Annabelle M. Moseley of Dix Hills, N.Y., is the recipient of several academic honors from Fairfield University. She was singled out at the College of Arts & Sciences Awards Ceremony for three: The Gerard Manley Hopkins Award for Poetry; The Small Pond Award for the Best Poetry Portfolio; and The James G. Weber Memorial Scholarship.
An English major with minors in religious studies and peace and justice, Annabelle has become an accomplished poet, whose work is described by faculty members of the English Department as "beautiful," "polished," "professional," and "moving."
Annabelle graduated from Fairfield University summa cum laude in May. She is a member of Phi Beta Kappa, the nation's oldest and most prestigious academic honor society, and Alpha Sigma Nu, the Jesuit honor society. She studied in the honors program at Fairfield and was President of the Canisius Academy.
Posted on June 25, 2001
Vol. 33, No. 253
Award for Academic Excellence at Fairfield University's College of Arts & Sciences Awards Ceremony.
Amy worked as a teaching assistant and did an internship with SoundWaters, an environmental organization. She completed two research papers that have been accepted for publication in marine journals.
Amy graduated cum laude in May and will be attending the graduate program in marine biology at the University of Charleston in the fall.
Posted on June 28, 2001
Vol. 33, No. 254
Katie S. Jeffrey of Stonington, Conn., received the Harry Fishman Award in Sociology, given to the sociology major with the highest academic achievement.
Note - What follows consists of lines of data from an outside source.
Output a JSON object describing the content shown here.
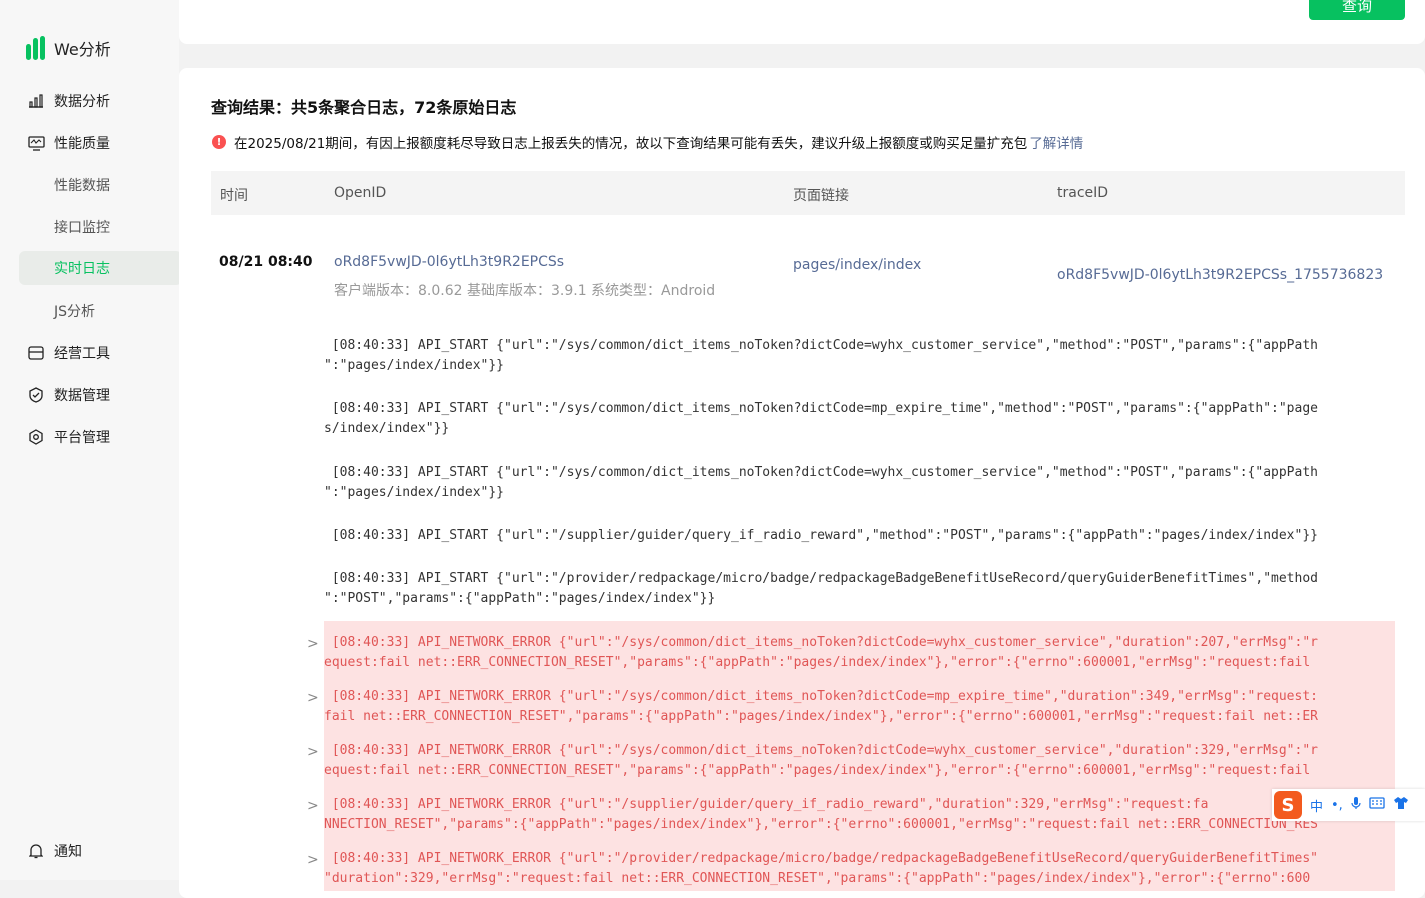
{
  "app": {
    "name": "We分析"
  },
  "sidebar": {
    "items": [
      {
        "label": "数据分析",
        "icon": "bar-chart-icon"
      },
      {
        "label": "性能质量",
        "icon": "monitor-icon"
      },
      {
        "label": "性能数据"
      },
      {
        "label": "接口监控"
      },
      {
        "label": "实时日志",
        "active": true
      },
      {
        "label": "JS分析"
      },
      {
        "label": "经营工具",
        "icon": "wallet-icon"
      },
      {
        "label": "数据管理",
        "icon": "shield-check-icon"
      },
      {
        "label": "平台管理",
        "icon": "hexagon-gear-icon"
      }
    ],
    "notify": {
      "label": "通知",
      "icon": "bell-icon"
    }
  },
  "query": {
    "button_label": "查询"
  },
  "result": {
    "title": "查询结果：共5条聚合日志，72条原始日志",
    "warning_text": "在2025/08/21期间，有因上报额度耗尽导致日志上报丢失的情况，故以下查询结果可能有丢失，建议升级上报额度或购买足量扩充包",
    "warning_link": "了解详情"
  },
  "table": {
    "headers": [
      "时间",
      "OpenID",
      "页面链接",
      "traceID"
    ],
    "row": {
      "time": "08/21 08:40",
      "openid": "oRd8F5vwJD-0l6ytLh3t9R2EPCSs",
      "client_info": "客户端版本：8.0.62 基础库版本：3.9.1 系统类型：Android",
      "page": "pages/index/index",
      "trace_id": "oRd8F5vwJD-0l6ytLh3t9R2EPCSs_1755736823"
    }
  },
  "logs": [
    {
      "type": "info",
      "line1": " [08:40:33] API_START {\"url\":\"/sys/common/dict_items_noToken?dictCode=wyhx_customer_service\",\"method\":\"POST\",\"params\":{\"appPath",
      "line2": "\":\"pages/index/index\"}}"
    },
    {
      "type": "info",
      "line1": " [08:40:33] API_START {\"url\":\"/sys/common/dict_items_noToken?dictCode=mp_expire_time\",\"method\":\"POST\",\"params\":{\"appPath\":\"page",
      "line2": "s/index/index\"}}"
    },
    {
      "type": "info",
      "line1": " [08:40:33] API_START {\"url\":\"/sys/common/dict_items_noToken?dictCode=wyhx_customer_service\",\"method\":\"POST\",\"params\":{\"appPath",
      "line2": "\":\"pages/index/index\"}}"
    },
    {
      "type": "info",
      "line1": " [08:40:33] API_START {\"url\":\"/supplier/guider/query_if_radio_reward\",\"method\":\"POST\",\"params\":{\"appPath\":\"pages/index/index\"}}",
      "line2": ""
    },
    {
      "type": "info",
      "line1": " [08:40:33] API_START {\"url\":\"/provider/redpackage/micro/badge/redpackageBadgeBenefitUseRecord/queryGuiderBenefitTimes\",\"method",
      "line2": "\":\"POST\",\"params\":{\"appPath\":\"pages/index/index\"}}"
    },
    {
      "type": "error",
      "line1": " [08:40:33] API_NETWORK_ERROR {\"url\":\"/sys/common/dict_items_noToken?dictCode=wyhx_customer_service\",\"duration\":207,\"errMsg\":\"r",
      "line2": "equest:fail net::ERR_CONNECTION_RESET\",\"params\":{\"appPath\":\"pages/index/index\"},\"error\":{\"errno\":600001,\"errMsg\":\"request:fail"
    },
    {
      "type": "error",
      "line1": " [08:40:33] API_NETWORK_ERROR {\"url\":\"/sys/common/dict_items_noToken?dictCode=mp_expire_time\",\"duration\":349,\"errMsg\":\"request:",
      "line2": "fail net::ERR_CONNECTION_RESET\",\"params\":{\"appPath\":\"pages/index/index\"},\"error\":{\"errno\":600001,\"errMsg\":\"request:fail net::ER"
    },
    {
      "type": "error",
      "line1": " [08:40:33] API_NETWORK_ERROR {\"url\":\"/sys/common/dict_items_noToken?dictCode=wyhx_customer_service\",\"duration\":329,\"errMsg\":\"r",
      "line2": "equest:fail net::ERR_CONNECTION_RESET\",\"params\":{\"appPath\":\"pages/index/index\"},\"error\":{\"errno\":600001,\"errMsg\":\"request:fail"
    },
    {
      "type": "error",
      "line1": " [08:40:33] API_NETWORK_ERROR {\"url\":\"/supplier/guider/query_if_radio_reward\",\"duration\":329,\"errMsg\":\"request:fa",
      "line2": "NNECTION_RESET\",\"params\":{\"appPath\":\"pages/index/index\"},\"error\":{\"errno\":600001,\"errMsg\":\"request:fail net::ERR_CONNECTION_RES"
    },
    {
      "type": "error",
      "line1": " [08:40:33] API_NETWORK_ERROR {\"url\":\"/provider/redpackage/micro/badge/redpackageBadgeBenefitUseRecord/queryGuiderBenefitTimes\"",
      "line2": "\"duration\":329,\"errMsg\":\"request:fail net::ERR_CONNECTION_RESET\",\"params\":{\"appPath\":\"pages/index/index\"},\"error\":{\"errno\":600"
    }
  ],
  "ime": {
    "logo": "S",
    "lang": "中",
    "punct": "•,"
  }
}
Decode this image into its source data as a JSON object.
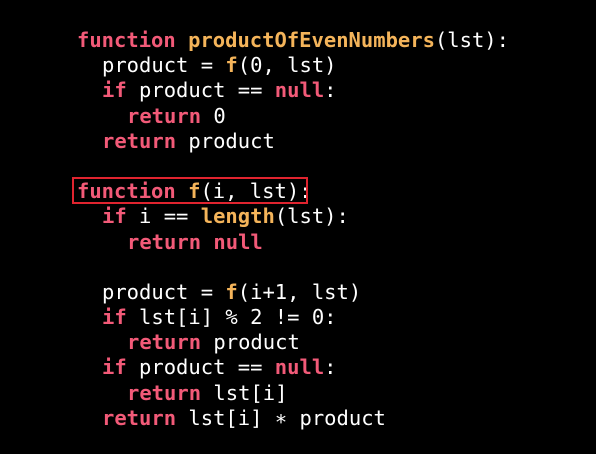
{
  "lines": [
    {
      "indent": 0,
      "tokens": [
        {
          "t": "function",
          "c": "kw"
        },
        {
          "t": " ",
          "c": "plain"
        },
        {
          "t": "productOfEvenNumbers",
          "c": "fn"
        },
        {
          "t": "(lst):",
          "c": "plain"
        }
      ]
    },
    {
      "indent": 1,
      "tokens": [
        {
          "t": "product = ",
          "c": "plain"
        },
        {
          "t": "f",
          "c": "fn"
        },
        {
          "t": "(0, lst)",
          "c": "plain"
        }
      ]
    },
    {
      "indent": 1,
      "tokens": [
        {
          "t": "if",
          "c": "kw"
        },
        {
          "t": " product == ",
          "c": "plain"
        },
        {
          "t": "null",
          "c": "kw"
        },
        {
          "t": ":",
          "c": "plain"
        }
      ]
    },
    {
      "indent": 2,
      "tokens": [
        {
          "t": "return",
          "c": "kw"
        },
        {
          "t": " 0",
          "c": "plain"
        }
      ]
    },
    {
      "indent": 1,
      "tokens": [
        {
          "t": "return",
          "c": "kw"
        },
        {
          "t": " product",
          "c": "plain"
        }
      ]
    },
    {
      "indent": 0,
      "tokens": []
    },
    {
      "indent": 0,
      "tokens": [
        {
          "t": "function",
          "c": "kw"
        },
        {
          "t": " ",
          "c": "plain"
        },
        {
          "t": "f",
          "c": "fn"
        },
        {
          "t": "(i, lst):",
          "c": "plain"
        }
      ]
    },
    {
      "indent": 1,
      "tokens": [
        {
          "t": "if",
          "c": "kw"
        },
        {
          "t": " i == ",
          "c": "plain"
        },
        {
          "t": "length",
          "c": "fn"
        },
        {
          "t": "(lst):",
          "c": "plain"
        }
      ]
    },
    {
      "indent": 2,
      "tokens": [
        {
          "t": "return",
          "c": "kw"
        },
        {
          "t": " ",
          "c": "plain"
        },
        {
          "t": "null",
          "c": "kw"
        }
      ]
    },
    {
      "indent": 0,
      "tokens": []
    },
    {
      "indent": 1,
      "tokens": [
        {
          "t": "product = ",
          "c": "plain"
        },
        {
          "t": "f",
          "c": "fn"
        },
        {
          "t": "(i+1, lst)",
          "c": "plain"
        }
      ]
    },
    {
      "indent": 1,
      "tokens": [
        {
          "t": "if",
          "c": "kw"
        },
        {
          "t": " lst[i] % 2 != 0:",
          "c": "plain"
        }
      ]
    },
    {
      "indent": 2,
      "tokens": [
        {
          "t": "return",
          "c": "kw"
        },
        {
          "t": " product",
          "c": "plain"
        }
      ]
    },
    {
      "indent": 1,
      "tokens": [
        {
          "t": "if",
          "c": "kw"
        },
        {
          "t": " product == ",
          "c": "plain"
        },
        {
          "t": "null",
          "c": "kw"
        },
        {
          "t": ":",
          "c": "plain"
        }
      ]
    },
    {
      "indent": 2,
      "tokens": [
        {
          "t": "return",
          "c": "kw"
        },
        {
          "t": " lst[i]",
          "c": "plain"
        }
      ]
    },
    {
      "indent": 1,
      "tokens": [
        {
          "t": "return",
          "c": "kw"
        },
        {
          "t": " lst[i] ",
          "c": "plain"
        },
        {
          "t": "∗",
          "c": "plain"
        },
        {
          "t": " product",
          "c": "plain"
        }
      ]
    }
  ],
  "highlight_line": 6,
  "colors": {
    "background": "#000000",
    "keyword": "#f25a78",
    "function_name": "#f4b45a",
    "text": "#ffffff",
    "highlight_border": "#e0242f"
  }
}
While at Fairfield, she did an internship with the Department of Campus Planning and Operations and designed a butterfly garden for the campus.
Katie was elected to Phi Beta Kappa, the nation's oldest and most prestigious academic honor society, and graduated magna cum laude in May.
Posted on June 28, 2001
Vol. 33, No. 254
Stefania Lombardi of Torrington, Conn., has been awarded the Margot Spit Memorial Scholarship in Italian at Fairfield University's College of Arts & Sciences Awards Ceremony. The scholarship is given every year to a student who is studying at the Fairfield program in Florence, Italy. It honors Margot Spit who taught at the Lorenzo de'Medici Art Institute of Florence for many years.
Stefania, who combines a minor in Italian Studies with majors in politics and economics, is entering her senior year. She spent the fall semester of 2000 on the Fairfield campus in Florence.
Posted on June 28, 2001
Vol. 33, No. 255a